Description of the task: Where a line of the records holds the string "JSON", copy that line.
[Supplied data]
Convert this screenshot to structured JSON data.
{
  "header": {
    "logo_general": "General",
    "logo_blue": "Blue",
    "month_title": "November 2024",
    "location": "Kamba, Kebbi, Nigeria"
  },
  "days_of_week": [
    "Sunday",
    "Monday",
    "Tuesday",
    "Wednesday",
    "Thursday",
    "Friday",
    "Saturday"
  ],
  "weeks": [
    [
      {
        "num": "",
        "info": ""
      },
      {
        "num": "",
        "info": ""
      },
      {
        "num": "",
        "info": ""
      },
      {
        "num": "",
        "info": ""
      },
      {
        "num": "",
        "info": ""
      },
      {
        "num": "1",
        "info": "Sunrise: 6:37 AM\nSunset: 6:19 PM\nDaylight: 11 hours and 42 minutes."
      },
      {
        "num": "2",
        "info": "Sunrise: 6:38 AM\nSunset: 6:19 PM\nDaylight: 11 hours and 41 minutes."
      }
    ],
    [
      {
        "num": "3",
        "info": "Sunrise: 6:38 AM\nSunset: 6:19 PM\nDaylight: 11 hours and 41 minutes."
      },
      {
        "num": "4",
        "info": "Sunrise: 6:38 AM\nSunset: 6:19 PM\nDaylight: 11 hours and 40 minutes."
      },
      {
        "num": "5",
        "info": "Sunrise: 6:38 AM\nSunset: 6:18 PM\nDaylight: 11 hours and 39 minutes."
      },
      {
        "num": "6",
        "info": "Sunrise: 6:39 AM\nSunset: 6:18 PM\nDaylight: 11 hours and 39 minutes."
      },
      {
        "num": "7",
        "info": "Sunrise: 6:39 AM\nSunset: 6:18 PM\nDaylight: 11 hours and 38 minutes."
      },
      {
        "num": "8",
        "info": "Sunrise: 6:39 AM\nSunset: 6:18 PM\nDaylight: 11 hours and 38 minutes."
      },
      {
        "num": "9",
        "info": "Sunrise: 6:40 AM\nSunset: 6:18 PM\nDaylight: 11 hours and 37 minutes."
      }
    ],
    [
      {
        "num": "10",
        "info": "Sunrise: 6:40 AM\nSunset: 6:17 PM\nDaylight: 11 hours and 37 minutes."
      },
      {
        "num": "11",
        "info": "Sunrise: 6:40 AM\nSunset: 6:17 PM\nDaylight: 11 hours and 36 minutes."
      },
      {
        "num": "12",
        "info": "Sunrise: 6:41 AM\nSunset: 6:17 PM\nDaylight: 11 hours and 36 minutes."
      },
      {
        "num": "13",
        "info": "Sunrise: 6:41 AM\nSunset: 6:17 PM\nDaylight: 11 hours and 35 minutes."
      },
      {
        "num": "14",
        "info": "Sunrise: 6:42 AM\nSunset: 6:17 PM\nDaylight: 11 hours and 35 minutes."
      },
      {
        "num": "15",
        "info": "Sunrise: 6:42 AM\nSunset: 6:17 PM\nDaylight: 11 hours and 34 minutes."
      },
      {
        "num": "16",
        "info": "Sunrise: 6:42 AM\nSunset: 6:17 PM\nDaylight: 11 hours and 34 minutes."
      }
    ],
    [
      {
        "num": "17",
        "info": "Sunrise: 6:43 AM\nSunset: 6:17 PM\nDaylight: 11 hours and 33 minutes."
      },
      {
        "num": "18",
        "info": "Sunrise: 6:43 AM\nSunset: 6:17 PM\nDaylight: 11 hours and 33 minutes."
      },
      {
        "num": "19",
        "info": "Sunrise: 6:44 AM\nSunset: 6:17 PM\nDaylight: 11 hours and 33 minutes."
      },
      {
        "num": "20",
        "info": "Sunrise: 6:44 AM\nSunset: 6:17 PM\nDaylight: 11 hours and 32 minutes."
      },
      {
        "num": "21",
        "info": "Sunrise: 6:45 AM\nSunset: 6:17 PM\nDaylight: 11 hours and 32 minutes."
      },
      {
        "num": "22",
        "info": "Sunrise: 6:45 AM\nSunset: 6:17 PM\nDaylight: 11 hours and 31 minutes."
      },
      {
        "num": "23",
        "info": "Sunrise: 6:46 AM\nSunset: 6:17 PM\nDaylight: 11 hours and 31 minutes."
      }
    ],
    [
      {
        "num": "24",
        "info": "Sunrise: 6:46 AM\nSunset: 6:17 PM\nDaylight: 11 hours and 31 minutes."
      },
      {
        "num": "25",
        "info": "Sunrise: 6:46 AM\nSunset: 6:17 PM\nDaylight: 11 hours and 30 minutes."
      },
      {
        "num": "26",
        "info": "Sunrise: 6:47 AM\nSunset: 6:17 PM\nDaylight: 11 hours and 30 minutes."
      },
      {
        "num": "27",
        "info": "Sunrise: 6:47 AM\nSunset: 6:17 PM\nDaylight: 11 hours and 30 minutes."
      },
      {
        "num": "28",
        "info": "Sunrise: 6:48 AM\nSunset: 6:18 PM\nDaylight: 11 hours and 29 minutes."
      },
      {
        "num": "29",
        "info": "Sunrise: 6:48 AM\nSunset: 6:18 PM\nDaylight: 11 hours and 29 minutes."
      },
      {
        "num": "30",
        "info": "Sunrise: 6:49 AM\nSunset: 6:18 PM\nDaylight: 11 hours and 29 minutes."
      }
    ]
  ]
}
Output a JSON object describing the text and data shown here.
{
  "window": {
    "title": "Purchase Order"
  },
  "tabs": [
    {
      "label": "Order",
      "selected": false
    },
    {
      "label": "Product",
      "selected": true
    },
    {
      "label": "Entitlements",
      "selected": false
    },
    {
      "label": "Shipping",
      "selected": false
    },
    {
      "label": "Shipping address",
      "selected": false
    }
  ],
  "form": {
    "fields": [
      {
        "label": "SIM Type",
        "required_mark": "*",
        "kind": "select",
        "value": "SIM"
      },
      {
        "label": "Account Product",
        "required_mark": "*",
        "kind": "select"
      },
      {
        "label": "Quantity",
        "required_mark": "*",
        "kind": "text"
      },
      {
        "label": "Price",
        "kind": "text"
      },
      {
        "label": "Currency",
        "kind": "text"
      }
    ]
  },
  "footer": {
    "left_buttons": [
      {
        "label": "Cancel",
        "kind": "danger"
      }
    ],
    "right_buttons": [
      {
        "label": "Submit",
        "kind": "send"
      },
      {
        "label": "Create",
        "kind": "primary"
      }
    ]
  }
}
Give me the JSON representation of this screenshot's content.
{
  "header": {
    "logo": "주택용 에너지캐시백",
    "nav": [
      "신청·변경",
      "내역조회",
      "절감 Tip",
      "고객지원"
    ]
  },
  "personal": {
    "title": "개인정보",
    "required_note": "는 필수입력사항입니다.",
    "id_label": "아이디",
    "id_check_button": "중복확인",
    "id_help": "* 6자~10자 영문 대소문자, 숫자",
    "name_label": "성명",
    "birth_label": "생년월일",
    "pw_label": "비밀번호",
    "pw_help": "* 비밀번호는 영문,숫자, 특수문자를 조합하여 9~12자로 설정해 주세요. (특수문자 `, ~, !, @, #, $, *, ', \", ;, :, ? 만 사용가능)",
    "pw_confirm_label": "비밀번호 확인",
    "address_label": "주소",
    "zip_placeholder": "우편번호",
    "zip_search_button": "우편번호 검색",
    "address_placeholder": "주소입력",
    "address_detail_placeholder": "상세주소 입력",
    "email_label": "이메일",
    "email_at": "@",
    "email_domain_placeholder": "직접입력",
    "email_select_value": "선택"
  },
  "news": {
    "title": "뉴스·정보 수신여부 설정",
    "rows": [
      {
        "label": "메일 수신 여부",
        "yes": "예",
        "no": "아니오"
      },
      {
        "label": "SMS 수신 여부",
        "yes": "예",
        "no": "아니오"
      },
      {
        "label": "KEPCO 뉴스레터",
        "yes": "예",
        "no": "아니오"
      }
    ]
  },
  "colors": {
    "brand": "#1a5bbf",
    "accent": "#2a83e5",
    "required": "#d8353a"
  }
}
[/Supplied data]
Your response:
Convert this screenshot to structured JSON data.
Output a JSON object describing the text and data shown here.
Give me the JSON representation of this screenshot's content.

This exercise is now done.